The Hebrew newspaper Yedioth Ahronoth reported that the security situation in Egypt prompted the closure of the embassy, with Israel's ambassador to Cairo, David Govrin, and his diplomatic staff working from Jerusalem al-Quds.
According to the report, the additional pay they receive for working abroad has been retroactively canceled for the months they've worked in Israel.
"This is an embassy that has been evacuated from the country in question," the ministry of foreign affairs said in a notice, citing the reason behind the cut.
A senior Egyptian Foreign Ministry official said, "Israel's conduct regarding the closed embassy is strange and inexplicable to me."
"Israel set several conditions to returning the ambassador and diplomatic staff, and Cairo's security chiefs took these conditions very seriously and were committed to meeting them.
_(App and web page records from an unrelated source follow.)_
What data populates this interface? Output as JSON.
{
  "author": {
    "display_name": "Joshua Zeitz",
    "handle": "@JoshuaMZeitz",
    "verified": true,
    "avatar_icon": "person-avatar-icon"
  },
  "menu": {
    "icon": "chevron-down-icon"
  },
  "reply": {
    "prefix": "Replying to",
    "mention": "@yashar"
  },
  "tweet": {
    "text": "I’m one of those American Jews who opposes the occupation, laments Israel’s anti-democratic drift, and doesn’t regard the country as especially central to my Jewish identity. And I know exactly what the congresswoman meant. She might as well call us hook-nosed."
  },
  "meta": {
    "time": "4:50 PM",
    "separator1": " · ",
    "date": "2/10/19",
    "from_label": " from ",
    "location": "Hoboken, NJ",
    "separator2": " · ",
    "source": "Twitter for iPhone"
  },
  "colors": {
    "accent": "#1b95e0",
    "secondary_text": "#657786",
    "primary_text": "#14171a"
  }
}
But even following these talks, the ambassador has yet to return, and there is no date for the embassy to be reopened," the official said.
The Egyptian official further said the Israeli mission was supposed to return to Cairo several weeks ago, but it appeared that following attacks on Coptic churches, Israel went back on that decision.
"We have no new information about the Israeli mission returning to Cairo," the official said.
Egypt and Jordan are the only two Arab governments that have official diplomatic ties with Tel Aviv and host Israeli missions. The rest of the Arab governments have no diplomatic relations with the Israeli regime, and seek to portray themselves as Tel Aviv's traditional adversaries and upholders of the Palestinian cause.
Even so, reports have indicated that some of the governments, including Saudi Arabia and the United Arab Emirates, have had secret relations with Tel Aviv, covertly appeasing the regime.